According to the plan, which is suggested for implementation this spring, refugees who arrive in Greece would be returned to Turkey almost immediately by ferry. In exchange, European Union member states would accept up to 250,000 refugees residing in Turkey a year.
The idea is to discourage refugees from taking the dangerous route by sea. Refugees trying to enter Europe via the Greek islands would be returned within a few days, according to the plan.
“The express highway for migrants between Greece and Turkey has to come to an end,” Samson told Dutch radio. “The Aegean Sea has become a mass grave; 3,700 people died there last year,” he added.
The implementation of the plan, which is said to have the support of Dutch Prime Minister Mark Rutte, would depend on Turkey having the status of a safe country for refugees.
To reach that status Turkey would have to adopt several laws and improve the situation for asylum seekers. “It has to become a safe country,” Samson said.

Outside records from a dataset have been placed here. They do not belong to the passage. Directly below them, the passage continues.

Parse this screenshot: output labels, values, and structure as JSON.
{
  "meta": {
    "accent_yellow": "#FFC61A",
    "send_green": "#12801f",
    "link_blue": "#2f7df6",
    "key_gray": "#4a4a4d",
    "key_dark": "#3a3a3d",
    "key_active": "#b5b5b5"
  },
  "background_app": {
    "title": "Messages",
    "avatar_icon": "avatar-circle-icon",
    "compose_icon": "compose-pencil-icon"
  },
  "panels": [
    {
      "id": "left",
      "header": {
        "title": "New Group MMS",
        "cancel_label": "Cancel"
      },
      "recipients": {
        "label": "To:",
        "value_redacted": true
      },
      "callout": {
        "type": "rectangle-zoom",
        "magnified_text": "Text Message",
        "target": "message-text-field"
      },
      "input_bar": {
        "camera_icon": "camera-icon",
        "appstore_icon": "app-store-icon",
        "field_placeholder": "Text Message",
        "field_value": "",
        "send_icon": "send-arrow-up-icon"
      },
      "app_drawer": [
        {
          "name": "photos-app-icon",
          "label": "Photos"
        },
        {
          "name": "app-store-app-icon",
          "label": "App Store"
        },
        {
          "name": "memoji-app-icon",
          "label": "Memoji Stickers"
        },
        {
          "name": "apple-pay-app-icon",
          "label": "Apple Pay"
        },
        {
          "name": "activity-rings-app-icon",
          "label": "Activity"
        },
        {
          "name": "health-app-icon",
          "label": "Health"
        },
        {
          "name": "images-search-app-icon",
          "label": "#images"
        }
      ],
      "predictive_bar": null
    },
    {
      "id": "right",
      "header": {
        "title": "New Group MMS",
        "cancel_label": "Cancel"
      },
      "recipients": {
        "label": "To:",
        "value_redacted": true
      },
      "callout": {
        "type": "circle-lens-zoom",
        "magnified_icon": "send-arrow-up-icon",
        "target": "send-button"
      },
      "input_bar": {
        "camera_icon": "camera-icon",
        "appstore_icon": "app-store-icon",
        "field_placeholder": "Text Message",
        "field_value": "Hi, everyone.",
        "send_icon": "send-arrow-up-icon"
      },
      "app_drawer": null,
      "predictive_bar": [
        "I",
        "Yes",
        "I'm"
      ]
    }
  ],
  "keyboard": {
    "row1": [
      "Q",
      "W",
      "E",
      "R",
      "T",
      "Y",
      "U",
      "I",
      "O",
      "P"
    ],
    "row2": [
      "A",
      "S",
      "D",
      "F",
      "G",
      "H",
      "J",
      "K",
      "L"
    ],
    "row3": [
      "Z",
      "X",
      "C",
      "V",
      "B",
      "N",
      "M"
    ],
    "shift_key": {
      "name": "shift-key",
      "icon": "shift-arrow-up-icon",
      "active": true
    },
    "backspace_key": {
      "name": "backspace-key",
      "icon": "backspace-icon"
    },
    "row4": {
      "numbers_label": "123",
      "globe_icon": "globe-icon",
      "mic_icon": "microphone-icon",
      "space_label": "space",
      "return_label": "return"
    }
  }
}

‘Violation of Geneva Convention’
The proposal is being severely criticised by academics and politicians in the Netherlands.
Professor Henk van Houtum, head of the Nijmegen Centre for Border Research Radboud University, described the proposal as “an example of a totally topsy-turvy world”.
“First, Europe creates some sort of survival of the fittest by forcing refugees to cross the sea in dangerous circumstances, because they cannot enter legally. Then, once the refugees have reached the other side; you send them back by boat again?
“This does not solve anything; it’s just transferring the problem elsewhere, to an unsafe country where they have no future.
“In fact, it is a violation of the Geneva Convention which says anyone who qualifies for refugee status should be granted asylum in the country where the application is made,” Van Houtum said.
‘Be like Australia’
Samson’s plan has similarities with the Australian asylum policy that was introduced in 2013.
In Australia, migrants who try to reach the country by boat have no chance of a permanent stay and are immediately sent to detention centres on Papua New Guinea and other surrounding islands.
Dutch far-right politician Geert Wilders argued in April last year that the Netherlands’ refugee policy should be more like Australia’s. “At least they have the balls to stop the influx of migrants,” he said.
But now even Wilders appears to reject the ferry plan proposed by Samsom.
“What a useless plan,” he wrote on Twitter. “First we send the fortune seekers by boat to Turkey and then after that by plane to Europe and the Netherlands?”
The Dutch proposal to force a solution to the refugee crisis came just after Prime Minister Rutte said that the EU had six to eight weeks to reach an agreement on how to tackle immigration.
If not, “the EU will have to think about a plan B,” Rutte said, without elaborating.
Additional reporting by Fleur Launspach